→ **DATASET CONTENT**:
·····
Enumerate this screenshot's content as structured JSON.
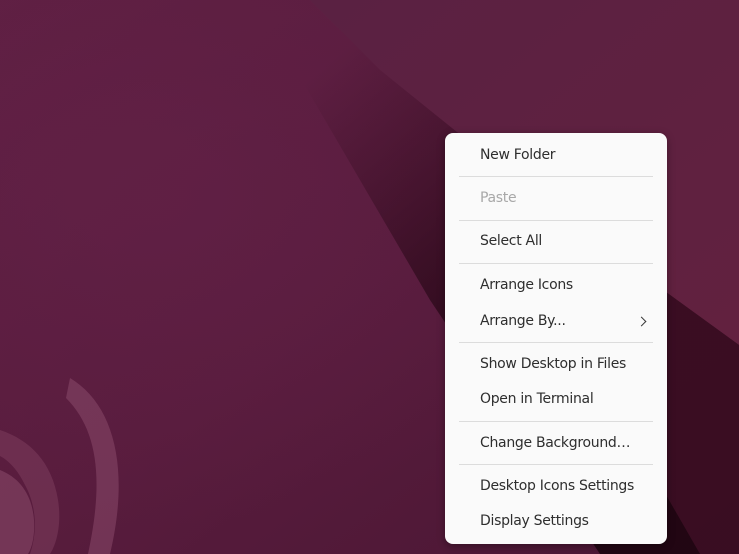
{
  "context_menu": {
    "items": [
      {
        "label": "New Folder",
        "enabled": true
      },
      {
        "label": "Paste",
        "enabled": false
      },
      {
        "label": "Select All",
        "enabled": true
      },
      {
        "label": "Arrange Icons",
        "enabled": true
      },
      {
        "label": "Arrange By...",
        "enabled": true,
        "submenu_icon": "chevron-right-icon"
      },
      {
        "label": "Show Desktop in Files",
        "enabled": true
      },
      {
        "label": "Open in Terminal",
        "enabled": true
      },
      {
        "label": "Change Background…",
        "enabled": true
      },
      {
        "label": "Desktop Icons Settings",
        "enabled": true
      },
      {
        "label": "Display Settings",
        "enabled": true
      }
    ]
  },
  "colors": {
    "wallpaper_base": "#5a1e3e",
    "menu_background": "#fafafa",
    "menu_text": "#2e2e2e",
    "menu_text_disabled": "#a8a8a8",
    "separator": "#dcdcdc"
  }
}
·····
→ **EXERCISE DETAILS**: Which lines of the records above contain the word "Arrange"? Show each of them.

→ **REPLY**:
        "label": "Arrange Icons",
        "label": "Arrange By...",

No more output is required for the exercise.